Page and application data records
|---|

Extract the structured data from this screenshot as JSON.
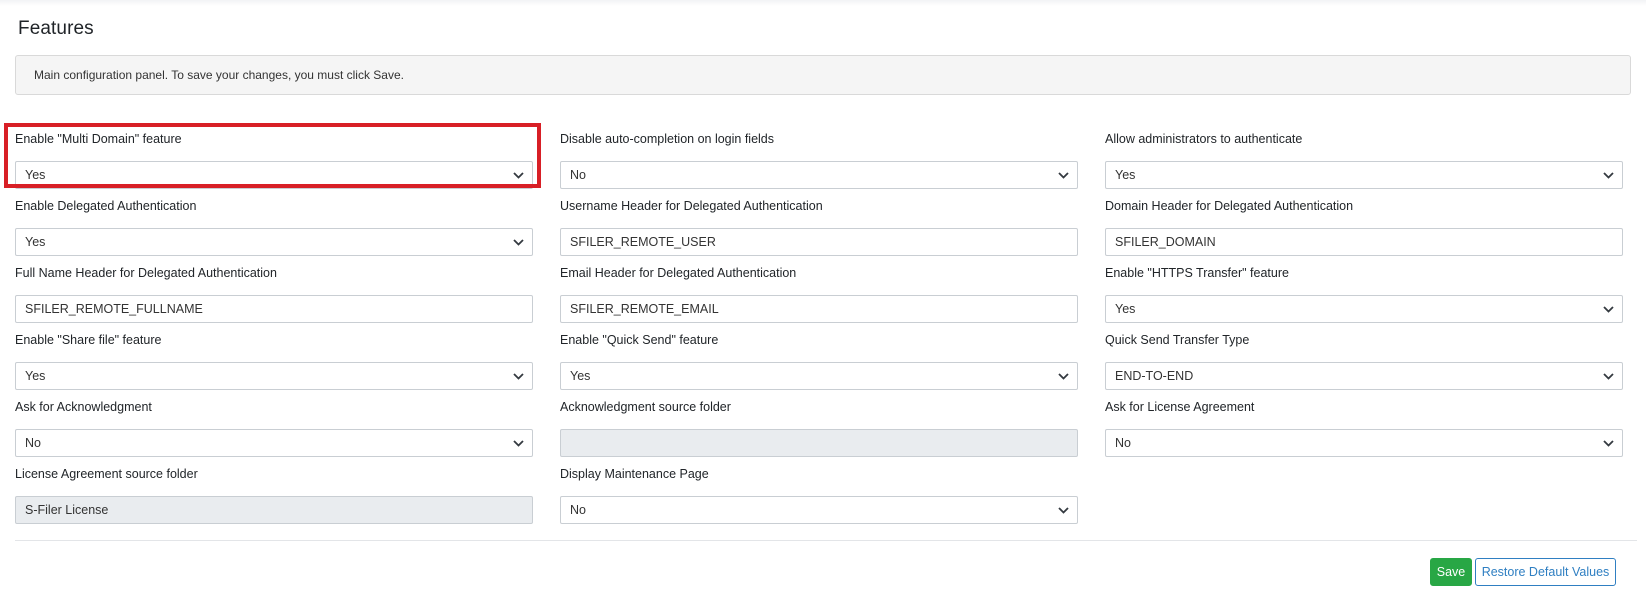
{
  "page": {
    "title": "Features",
    "info": "Main configuration panel. To save your changes, you must click Save."
  },
  "fields": [
    {
      "label": "Enable \"Multi Domain\" feature",
      "type": "select",
      "value": "Yes"
    },
    {
      "label": "Disable auto-completion on login fields",
      "type": "select",
      "value": "No"
    },
    {
      "label": "Allow administrators to authenticate",
      "type": "select",
      "value": "Yes"
    },
    {
      "label": "Enable Delegated Authentication",
      "type": "select",
      "value": "Yes"
    },
    {
      "label": "Username Header for Delegated Authentication",
      "type": "text",
      "value": "SFILER_REMOTE_USER"
    },
    {
      "label": "Domain Header for Delegated Authentication",
      "type": "text",
      "value": "SFILER_DOMAIN"
    },
    {
      "label": "Full Name Header for Delegated Authentication",
      "type": "text",
      "value": "SFILER_REMOTE_FULLNAME"
    },
    {
      "label": "Email Header for Delegated Authentication",
      "type": "text",
      "value": "SFILER_REMOTE_EMAIL"
    },
    {
      "label": "Enable \"HTTPS Transfer\" feature",
      "type": "select",
      "value": "Yes"
    },
    {
      "label": "Enable \"Share file\" feature",
      "type": "select",
      "value": "Yes"
    },
    {
      "label": "Enable \"Quick Send\" feature",
      "type": "select",
      "value": "Yes"
    },
    {
      "label": "Quick Send Transfer Type",
      "type": "select",
      "value": "END-TO-END"
    },
    {
      "label": "Ask for Acknowledgment",
      "type": "select",
      "value": "No"
    },
    {
      "label": "Acknowledgment source folder",
      "type": "text-disabled",
      "value": ""
    },
    {
      "label": "Ask for License Agreement",
      "type": "select",
      "value": "No"
    },
    {
      "label": "License Agreement source folder",
      "type": "text-disabled",
      "value": "S-Filer License"
    },
    {
      "label": "Display Maintenance Page",
      "type": "select",
      "value": "No"
    }
  ],
  "icons": {
    "select_arrow": "chevron-down-icon"
  },
  "buttons": {
    "save": "Save",
    "restore": "Restore Default Values"
  },
  "colors": {
    "highlight": "#d81f26",
    "save": "#28a745",
    "restore": "#2f7fc2",
    "disabled_bg": "#e9ecef"
  }
}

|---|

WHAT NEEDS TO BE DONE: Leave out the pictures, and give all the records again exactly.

TASK RESULT:
Extract the structured data from this screenshot as JSON.
{
  "page": {
    "title": "Features",
    "info": "Main configuration panel. To save your changes, you must click Save."
  },
  "fields": [
    {
      "label": "Enable \"Multi Domain\" feature",
      "type": "select",
      "value": "Yes"
    },
    {
      "label": "Disable auto-completion on login fields",
      "type": "select",
      "value": "No"
    },
    {
      "label": "Allow administrators to authenticate",
      "type": "select",
      "value": "Yes"
    },
    {
      "label": "Enable Delegated Authentication",
      "type": "select",
      "value": "Yes"
    },
    {
      "label": "Username Header for Delegated Authentication",
      "type": "text",
      "value": "SFILER_REMOTE_USER"
    },
    {
      "label": "Domain Header for Delegated Authentication",
      "type": "text",
      "value": "SFILER_DOMAIN"
    },
    {
      "label": "Full Name Header for Delegated Authentication",
      "type": "text",
      "value": "SFILER_REMOTE_FULLNAME"
    },
    {
      "label": "Email Header for Delegated Authentication",
      "type": "text",
      "value": "SFILER_REMOTE_EMAIL"
    },
    {
      "label": "Enable \"HTTPS Transfer\" feature",
      "type": "select",
      "value": "Yes"
    },
    {
      "label": "Enable \"Share file\" feature",
      "type": "select",
      "value": "Yes"
    },
    {
      "label": "Enable \"Quick Send\" feature",
      "type": "select",
      "value": "Yes"
    },
    {
      "label": "Quick Send Transfer Type",
      "type": "select",
      "value": "END-TO-END"
    },
    {
      "label": "Ask for Acknowledgment",
      "type": "select",
      "value": "No"
    },
    {
      "label": "Acknowledgment source folder",
      "type": "text-disabled",
      "value": ""
    },
    {
      "label": "Ask for License Agreement",
      "type": "select",
      "value": "No"
    },
    {
      "label": "License Agreement source folder",
      "type": "text-disabled",
      "value": "S-Filer License"
    },
    {
      "label": "Display Maintenance Page",
      "type": "select",
      "value": "No"
    }
  ],
  "icons": {
    "select_arrow": "chevron-down-icon"
  },
  "buttons": {
    "save": "Save",
    "restore": "Restore Default Values"
  },
  "colors": {
    "highlight": "#d81f26",
    "save": "#28a745",
    "restore": "#2f7fc2",
    "disabled_bg": "#e9ecef"
  }
}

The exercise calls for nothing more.